▸ **Description of the task**
Find every line in the records below that contains "kind", and copy it.

(Data extracted from a collection)
########
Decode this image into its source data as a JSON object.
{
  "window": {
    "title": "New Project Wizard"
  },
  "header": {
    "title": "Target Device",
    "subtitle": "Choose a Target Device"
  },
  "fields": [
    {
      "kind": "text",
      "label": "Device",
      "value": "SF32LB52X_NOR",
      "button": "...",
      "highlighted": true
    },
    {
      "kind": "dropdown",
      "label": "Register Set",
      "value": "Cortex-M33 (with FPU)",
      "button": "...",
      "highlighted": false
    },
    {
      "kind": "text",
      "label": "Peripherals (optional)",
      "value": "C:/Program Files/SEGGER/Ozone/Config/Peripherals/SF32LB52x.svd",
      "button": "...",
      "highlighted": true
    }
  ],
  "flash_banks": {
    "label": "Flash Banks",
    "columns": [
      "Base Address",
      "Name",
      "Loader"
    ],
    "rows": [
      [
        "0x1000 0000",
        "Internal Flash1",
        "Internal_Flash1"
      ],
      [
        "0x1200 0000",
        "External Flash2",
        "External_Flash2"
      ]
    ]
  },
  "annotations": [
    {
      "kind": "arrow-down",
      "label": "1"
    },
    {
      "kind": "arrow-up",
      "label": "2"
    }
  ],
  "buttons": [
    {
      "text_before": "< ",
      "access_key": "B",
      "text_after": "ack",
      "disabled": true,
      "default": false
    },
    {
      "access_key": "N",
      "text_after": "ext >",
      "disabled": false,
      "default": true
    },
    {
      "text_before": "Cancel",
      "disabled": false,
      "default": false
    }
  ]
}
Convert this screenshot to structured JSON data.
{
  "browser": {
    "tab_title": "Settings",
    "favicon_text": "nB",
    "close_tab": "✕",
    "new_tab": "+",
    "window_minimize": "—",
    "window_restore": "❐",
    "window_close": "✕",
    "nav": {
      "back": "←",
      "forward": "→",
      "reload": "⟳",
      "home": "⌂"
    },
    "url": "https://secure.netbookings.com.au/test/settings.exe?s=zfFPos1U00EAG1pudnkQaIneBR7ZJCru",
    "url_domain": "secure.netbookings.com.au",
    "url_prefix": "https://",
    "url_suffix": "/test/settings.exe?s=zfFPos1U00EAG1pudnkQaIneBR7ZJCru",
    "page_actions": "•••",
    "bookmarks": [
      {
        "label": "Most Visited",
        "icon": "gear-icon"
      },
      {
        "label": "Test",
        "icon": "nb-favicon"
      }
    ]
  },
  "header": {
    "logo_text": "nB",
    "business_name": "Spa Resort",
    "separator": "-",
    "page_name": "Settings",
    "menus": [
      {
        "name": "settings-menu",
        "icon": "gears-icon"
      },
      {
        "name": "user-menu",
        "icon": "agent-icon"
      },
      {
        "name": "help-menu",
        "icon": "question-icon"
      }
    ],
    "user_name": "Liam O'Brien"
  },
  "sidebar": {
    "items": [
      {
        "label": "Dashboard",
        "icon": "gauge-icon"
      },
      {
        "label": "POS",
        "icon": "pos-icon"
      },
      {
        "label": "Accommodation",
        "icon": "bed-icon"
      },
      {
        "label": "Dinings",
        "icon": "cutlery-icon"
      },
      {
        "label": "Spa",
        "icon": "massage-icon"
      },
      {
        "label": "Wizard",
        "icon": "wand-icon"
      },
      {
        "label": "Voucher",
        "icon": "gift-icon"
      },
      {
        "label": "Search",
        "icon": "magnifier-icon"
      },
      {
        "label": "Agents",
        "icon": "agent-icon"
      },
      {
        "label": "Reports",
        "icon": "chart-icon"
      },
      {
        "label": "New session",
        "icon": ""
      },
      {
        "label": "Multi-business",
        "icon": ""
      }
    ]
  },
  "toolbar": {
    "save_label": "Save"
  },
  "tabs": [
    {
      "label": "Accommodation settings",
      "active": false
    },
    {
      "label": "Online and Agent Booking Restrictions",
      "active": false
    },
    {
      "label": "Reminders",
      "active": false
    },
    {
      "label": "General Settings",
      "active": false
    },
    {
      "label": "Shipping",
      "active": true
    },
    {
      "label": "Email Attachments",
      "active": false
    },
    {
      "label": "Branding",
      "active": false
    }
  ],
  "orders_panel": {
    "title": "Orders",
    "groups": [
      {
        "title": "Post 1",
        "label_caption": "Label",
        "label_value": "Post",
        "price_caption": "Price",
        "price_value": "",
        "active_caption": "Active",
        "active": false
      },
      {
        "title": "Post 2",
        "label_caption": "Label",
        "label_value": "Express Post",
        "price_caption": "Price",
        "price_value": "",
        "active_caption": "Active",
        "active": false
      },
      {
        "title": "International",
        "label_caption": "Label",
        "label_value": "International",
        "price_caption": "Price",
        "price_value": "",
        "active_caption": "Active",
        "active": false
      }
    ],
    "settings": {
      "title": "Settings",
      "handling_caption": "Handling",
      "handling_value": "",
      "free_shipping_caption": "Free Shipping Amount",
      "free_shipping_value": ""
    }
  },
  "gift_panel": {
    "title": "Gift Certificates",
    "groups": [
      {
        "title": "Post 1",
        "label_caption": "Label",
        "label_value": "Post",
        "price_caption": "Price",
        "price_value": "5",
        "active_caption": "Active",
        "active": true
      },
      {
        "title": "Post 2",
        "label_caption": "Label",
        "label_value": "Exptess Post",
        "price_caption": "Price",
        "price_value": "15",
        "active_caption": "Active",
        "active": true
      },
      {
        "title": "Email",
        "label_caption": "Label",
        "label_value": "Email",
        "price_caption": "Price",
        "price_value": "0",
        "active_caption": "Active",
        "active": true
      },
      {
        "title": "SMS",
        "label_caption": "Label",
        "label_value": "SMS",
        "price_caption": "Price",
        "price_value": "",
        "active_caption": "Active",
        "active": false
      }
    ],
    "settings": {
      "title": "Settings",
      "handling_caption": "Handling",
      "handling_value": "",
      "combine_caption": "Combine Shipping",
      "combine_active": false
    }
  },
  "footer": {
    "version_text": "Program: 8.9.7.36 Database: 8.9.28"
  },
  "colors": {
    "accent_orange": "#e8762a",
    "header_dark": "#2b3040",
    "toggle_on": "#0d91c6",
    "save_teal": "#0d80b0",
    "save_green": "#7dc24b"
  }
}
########
▸ **Reply**
      "kind": "text",
      "kind": "dropdown",
      "kind": "text",
      "kind": "arrow-down",
      "kind": "arrow-up",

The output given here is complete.